Grant led the Republicans in their effort to remove vestiges of Confederate nationalism and slavery and protect African American citizenship.
His life prior to the Civil War was one of mixed successes and failures, with multiple bankruptcies and moves in search of a better life and profitable work.
A middle-of-the-class graduate at West Point, Grant fought during the Mexican-American War before returning to civilian life, which proved challenging.

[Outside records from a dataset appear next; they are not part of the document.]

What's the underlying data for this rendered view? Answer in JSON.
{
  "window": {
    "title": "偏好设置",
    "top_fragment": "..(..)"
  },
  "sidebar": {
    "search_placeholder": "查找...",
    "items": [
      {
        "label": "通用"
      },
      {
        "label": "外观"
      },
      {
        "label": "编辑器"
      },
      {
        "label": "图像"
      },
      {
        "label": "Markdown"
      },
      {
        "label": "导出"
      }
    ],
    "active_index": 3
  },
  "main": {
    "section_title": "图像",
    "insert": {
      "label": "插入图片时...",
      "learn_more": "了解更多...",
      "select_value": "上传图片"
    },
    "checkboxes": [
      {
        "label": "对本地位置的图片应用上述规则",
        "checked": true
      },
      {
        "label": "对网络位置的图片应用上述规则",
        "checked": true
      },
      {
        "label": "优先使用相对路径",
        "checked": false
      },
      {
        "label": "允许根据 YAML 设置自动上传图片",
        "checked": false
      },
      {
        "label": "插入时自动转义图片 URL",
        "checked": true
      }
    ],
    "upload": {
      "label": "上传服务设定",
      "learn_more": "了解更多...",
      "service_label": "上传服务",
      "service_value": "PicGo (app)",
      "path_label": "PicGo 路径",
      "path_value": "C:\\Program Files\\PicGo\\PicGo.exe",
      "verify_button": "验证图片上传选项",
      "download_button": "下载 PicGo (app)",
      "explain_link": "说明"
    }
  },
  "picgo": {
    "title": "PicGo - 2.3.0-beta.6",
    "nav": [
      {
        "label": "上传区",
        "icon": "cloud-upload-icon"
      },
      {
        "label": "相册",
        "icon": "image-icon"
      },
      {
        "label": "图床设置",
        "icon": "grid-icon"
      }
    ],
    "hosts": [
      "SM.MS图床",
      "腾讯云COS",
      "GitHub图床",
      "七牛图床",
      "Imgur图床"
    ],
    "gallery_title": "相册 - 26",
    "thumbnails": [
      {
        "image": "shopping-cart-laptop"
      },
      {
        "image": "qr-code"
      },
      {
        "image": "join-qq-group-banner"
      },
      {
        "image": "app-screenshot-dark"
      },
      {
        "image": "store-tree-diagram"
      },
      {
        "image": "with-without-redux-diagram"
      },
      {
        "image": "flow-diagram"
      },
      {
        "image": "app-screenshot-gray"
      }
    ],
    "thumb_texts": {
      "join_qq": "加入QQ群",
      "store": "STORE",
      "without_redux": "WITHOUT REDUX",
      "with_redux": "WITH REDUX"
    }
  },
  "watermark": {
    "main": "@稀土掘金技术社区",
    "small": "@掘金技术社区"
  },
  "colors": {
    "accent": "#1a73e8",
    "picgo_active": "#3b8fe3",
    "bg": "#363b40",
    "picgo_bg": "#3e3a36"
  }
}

Upon outbreak of the Civil War, Grant helped create a volunteer army and eventually used success with that outfit to gain wider responsibility, though his reputation (well deserved, one might add) for drinking followed him.
Grant appears on scattered issues of federal paper money as early as 1886, and though specimens of the 15-cent fractional currency show Grant and Gen. William T. Sherman were planned subjects in 1866, these were not issued, because a law was enacted outlawing the appearance of living persons on American money.
The Series 1914 $50 Federal Reserve note, however, made Grant a fixture on American paper money (he also appears on $50 notes of other types, like gold certificates), and he remains on the denomination today, in a design updated in recent years to combat counterfeiting.